Worse yet, Sakaros’ mind is just clear enough that she can actually plan things. She’s managed to backstab supposed peers in a rebel-like alliance, and repurposed their studies for her own wants.

While Sakaros’ use of cleaning tools seems ridiculous, she’s a threat even if she has more opponents than she does limbs. Her Feather Smack hits hard while also smothering targets with dust, Blow Dry releases high-pressure wind at 900 °C, she can deflect and reflect attacks with a blinding Mirror Sheen, and if she gets out the hedge clippers for a Grass Chopper…well, it’s easy to figure out the rest, but not a pleasant thought.

General Voice Description

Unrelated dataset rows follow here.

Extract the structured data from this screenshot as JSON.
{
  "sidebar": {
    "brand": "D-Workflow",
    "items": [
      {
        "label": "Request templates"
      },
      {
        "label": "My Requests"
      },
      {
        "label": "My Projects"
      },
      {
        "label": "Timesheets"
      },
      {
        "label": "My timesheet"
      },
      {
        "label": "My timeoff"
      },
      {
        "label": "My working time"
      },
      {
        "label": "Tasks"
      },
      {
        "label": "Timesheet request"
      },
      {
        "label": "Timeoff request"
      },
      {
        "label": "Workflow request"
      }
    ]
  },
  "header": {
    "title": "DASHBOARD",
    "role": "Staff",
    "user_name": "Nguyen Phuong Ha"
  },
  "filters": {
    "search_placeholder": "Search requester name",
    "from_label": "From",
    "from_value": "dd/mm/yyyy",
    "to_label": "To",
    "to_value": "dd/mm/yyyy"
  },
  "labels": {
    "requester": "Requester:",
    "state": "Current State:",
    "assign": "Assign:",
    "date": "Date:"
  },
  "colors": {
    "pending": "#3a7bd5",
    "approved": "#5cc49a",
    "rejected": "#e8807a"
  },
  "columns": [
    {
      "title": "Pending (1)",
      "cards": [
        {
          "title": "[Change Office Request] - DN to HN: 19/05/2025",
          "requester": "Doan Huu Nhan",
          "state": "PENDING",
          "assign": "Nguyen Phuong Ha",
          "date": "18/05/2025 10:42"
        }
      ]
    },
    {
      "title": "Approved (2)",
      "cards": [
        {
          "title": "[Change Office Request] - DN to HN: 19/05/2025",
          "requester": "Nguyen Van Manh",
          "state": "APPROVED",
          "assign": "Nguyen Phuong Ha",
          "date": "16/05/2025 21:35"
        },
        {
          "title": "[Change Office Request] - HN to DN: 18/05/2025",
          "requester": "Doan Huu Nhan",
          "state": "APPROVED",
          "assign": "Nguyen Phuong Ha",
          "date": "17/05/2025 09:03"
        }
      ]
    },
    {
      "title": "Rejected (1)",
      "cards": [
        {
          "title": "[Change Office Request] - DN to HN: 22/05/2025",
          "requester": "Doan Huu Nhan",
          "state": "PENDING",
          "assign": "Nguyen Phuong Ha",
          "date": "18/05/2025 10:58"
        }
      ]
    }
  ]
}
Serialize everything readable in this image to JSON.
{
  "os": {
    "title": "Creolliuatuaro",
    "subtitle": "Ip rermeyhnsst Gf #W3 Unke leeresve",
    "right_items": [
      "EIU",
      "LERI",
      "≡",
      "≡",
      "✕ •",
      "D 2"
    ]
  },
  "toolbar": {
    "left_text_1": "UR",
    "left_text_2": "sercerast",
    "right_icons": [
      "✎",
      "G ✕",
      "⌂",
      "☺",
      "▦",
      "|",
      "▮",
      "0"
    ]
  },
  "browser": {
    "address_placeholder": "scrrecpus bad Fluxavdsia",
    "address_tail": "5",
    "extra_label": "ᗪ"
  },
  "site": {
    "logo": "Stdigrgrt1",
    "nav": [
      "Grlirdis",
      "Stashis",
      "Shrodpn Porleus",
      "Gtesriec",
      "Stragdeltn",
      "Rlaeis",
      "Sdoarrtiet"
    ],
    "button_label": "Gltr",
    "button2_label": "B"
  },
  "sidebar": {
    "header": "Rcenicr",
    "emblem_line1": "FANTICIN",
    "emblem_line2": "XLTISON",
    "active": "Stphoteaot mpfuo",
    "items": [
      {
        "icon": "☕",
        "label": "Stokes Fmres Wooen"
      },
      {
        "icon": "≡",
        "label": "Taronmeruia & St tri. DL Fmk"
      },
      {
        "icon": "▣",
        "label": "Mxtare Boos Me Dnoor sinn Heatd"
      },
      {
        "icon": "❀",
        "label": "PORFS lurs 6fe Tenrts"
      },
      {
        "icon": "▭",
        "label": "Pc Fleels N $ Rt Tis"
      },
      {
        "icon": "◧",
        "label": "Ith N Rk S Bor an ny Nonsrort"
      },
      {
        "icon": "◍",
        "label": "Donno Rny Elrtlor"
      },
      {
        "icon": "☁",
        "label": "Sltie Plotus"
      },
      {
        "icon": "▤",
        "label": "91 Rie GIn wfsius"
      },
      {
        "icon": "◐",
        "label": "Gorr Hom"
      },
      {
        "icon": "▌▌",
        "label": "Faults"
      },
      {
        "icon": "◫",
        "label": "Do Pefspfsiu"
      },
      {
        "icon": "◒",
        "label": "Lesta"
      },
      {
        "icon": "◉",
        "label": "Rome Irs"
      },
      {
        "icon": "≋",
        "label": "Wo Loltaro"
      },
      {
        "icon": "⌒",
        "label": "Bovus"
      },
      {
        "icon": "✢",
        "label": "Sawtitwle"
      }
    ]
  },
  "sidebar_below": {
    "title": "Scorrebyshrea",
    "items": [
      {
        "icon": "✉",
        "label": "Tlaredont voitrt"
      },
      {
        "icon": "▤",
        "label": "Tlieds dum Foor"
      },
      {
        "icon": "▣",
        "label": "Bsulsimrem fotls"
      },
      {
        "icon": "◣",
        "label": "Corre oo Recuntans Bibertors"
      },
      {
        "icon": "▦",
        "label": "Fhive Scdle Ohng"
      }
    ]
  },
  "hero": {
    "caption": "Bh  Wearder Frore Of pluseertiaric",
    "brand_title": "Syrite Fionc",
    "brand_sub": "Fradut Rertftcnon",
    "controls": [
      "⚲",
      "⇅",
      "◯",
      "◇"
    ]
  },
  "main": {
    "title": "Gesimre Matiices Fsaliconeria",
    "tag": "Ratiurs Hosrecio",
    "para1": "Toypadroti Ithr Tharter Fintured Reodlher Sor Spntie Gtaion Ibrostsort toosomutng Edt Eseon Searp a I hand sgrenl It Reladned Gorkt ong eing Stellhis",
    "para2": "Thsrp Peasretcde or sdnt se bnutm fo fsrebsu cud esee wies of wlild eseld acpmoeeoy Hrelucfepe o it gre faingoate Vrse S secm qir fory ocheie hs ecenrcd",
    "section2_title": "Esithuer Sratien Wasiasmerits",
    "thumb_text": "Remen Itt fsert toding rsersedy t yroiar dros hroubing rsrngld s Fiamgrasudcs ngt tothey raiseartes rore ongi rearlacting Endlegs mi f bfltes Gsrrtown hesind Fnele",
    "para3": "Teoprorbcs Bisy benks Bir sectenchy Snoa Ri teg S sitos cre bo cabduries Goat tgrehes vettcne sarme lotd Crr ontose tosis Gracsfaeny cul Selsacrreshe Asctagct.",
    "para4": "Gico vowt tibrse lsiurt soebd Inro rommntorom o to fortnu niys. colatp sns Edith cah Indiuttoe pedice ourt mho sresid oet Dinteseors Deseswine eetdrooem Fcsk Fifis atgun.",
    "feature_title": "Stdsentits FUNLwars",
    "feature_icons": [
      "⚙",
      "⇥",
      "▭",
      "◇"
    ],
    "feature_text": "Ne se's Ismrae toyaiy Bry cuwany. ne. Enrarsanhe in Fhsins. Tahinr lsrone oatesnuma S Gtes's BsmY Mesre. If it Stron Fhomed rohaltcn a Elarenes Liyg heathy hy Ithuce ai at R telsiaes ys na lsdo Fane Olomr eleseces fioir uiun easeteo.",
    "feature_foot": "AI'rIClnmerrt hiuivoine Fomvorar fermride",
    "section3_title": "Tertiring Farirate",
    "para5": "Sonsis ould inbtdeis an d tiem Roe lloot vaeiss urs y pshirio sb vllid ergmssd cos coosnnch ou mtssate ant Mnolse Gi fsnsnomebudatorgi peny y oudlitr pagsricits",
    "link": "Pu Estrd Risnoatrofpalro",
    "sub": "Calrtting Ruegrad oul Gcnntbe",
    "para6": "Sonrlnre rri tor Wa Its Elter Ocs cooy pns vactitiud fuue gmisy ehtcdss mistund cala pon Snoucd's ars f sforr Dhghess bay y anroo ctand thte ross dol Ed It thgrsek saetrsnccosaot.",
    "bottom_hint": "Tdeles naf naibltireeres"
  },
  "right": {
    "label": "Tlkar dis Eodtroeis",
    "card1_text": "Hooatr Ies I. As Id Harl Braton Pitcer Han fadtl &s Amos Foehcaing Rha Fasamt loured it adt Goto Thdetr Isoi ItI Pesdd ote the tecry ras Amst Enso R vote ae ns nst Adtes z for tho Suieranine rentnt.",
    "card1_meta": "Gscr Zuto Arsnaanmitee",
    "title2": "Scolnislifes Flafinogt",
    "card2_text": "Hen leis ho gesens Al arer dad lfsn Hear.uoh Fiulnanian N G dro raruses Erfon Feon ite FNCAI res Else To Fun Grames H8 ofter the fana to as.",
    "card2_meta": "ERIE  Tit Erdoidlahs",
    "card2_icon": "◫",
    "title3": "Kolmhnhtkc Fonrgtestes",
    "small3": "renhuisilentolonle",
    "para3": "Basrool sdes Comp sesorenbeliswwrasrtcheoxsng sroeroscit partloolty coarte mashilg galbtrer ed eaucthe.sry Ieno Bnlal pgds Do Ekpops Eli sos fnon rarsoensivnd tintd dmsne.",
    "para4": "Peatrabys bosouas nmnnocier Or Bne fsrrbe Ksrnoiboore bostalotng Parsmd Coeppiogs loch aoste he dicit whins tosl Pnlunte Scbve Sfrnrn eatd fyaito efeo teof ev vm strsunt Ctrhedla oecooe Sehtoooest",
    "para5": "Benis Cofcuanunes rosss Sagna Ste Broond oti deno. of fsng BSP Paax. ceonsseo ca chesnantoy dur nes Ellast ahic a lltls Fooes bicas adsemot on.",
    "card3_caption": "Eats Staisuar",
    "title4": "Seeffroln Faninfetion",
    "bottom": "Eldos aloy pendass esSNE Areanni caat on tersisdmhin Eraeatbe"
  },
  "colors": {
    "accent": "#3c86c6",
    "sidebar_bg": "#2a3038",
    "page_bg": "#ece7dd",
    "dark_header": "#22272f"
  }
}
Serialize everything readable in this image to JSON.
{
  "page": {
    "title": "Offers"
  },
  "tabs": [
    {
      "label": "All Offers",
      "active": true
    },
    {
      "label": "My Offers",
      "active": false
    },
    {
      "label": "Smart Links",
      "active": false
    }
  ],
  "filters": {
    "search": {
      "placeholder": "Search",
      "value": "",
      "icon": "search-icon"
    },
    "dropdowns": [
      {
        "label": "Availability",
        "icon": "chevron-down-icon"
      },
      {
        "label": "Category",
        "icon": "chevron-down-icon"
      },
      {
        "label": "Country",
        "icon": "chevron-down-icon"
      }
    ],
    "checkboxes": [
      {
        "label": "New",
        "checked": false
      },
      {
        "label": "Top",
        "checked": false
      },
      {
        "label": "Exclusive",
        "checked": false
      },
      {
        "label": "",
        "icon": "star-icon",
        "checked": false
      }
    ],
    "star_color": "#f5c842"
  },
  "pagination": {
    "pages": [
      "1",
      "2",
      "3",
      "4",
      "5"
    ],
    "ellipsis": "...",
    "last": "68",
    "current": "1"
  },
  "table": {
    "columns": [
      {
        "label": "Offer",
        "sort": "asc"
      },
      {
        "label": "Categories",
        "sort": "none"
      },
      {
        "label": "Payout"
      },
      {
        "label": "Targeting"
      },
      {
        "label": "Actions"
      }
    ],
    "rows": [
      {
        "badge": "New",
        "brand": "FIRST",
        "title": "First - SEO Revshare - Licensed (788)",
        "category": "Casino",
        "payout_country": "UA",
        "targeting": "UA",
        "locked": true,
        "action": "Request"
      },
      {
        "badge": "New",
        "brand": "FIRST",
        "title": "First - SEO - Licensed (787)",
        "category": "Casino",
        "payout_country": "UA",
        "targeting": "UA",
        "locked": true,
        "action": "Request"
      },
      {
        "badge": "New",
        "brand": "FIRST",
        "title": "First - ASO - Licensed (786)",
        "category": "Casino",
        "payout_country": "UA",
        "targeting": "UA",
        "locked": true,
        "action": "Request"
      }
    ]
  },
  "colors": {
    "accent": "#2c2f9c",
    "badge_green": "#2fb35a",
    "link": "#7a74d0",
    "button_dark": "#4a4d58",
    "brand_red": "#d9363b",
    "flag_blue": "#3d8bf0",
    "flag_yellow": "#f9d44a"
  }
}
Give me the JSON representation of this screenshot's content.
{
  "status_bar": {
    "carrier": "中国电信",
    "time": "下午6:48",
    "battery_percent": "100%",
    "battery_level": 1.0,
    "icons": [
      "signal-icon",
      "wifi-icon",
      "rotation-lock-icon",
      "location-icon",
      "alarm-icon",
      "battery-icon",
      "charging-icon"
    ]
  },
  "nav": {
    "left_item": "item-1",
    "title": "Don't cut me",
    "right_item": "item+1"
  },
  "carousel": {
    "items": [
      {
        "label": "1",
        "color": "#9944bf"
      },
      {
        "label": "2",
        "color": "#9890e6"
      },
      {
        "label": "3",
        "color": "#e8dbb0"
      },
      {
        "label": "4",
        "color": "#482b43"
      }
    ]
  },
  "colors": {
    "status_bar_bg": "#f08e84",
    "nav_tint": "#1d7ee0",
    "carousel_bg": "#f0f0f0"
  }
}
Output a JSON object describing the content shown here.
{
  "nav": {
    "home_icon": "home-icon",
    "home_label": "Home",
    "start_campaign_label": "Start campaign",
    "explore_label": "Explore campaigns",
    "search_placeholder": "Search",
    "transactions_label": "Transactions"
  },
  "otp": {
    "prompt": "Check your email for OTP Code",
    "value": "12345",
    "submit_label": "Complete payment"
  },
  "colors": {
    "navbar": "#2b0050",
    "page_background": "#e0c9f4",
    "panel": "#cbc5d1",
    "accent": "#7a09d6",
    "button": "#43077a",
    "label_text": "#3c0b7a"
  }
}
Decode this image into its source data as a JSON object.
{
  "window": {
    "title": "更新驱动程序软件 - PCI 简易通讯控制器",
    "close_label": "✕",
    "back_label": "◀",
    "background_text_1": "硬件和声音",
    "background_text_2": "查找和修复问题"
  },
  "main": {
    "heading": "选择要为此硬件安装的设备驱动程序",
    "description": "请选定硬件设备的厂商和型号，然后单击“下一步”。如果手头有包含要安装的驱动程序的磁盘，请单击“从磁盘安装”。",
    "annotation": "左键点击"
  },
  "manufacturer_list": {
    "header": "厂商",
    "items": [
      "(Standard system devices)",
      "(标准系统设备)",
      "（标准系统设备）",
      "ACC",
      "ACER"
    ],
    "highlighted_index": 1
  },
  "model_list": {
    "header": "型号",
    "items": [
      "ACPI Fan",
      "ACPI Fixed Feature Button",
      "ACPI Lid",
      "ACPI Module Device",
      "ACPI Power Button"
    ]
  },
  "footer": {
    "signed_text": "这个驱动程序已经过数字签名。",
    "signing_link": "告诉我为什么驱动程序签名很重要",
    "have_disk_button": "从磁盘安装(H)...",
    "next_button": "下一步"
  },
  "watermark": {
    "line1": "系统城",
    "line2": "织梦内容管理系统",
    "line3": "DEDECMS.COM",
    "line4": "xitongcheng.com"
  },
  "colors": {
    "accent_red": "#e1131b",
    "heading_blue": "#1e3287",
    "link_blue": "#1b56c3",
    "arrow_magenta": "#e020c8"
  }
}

Young Adult; always speaks loudly, frantically, and violently; voice is filtered to sound “robotic”

Example Voice

Source: Alice: Madness Returns (video game, 2011)
Original Context: The voice of the character “The Red Queen”.
Additional Note: The samples have been heavily edited from the source material to sound more frantic and add the “robotic” sound described above.

“AH, IT’S ONLY A FLESH WOUND…! (glitched laughter)”
“(glitched, pained yell)”
Sakaros as she appears in The Chaos Zone.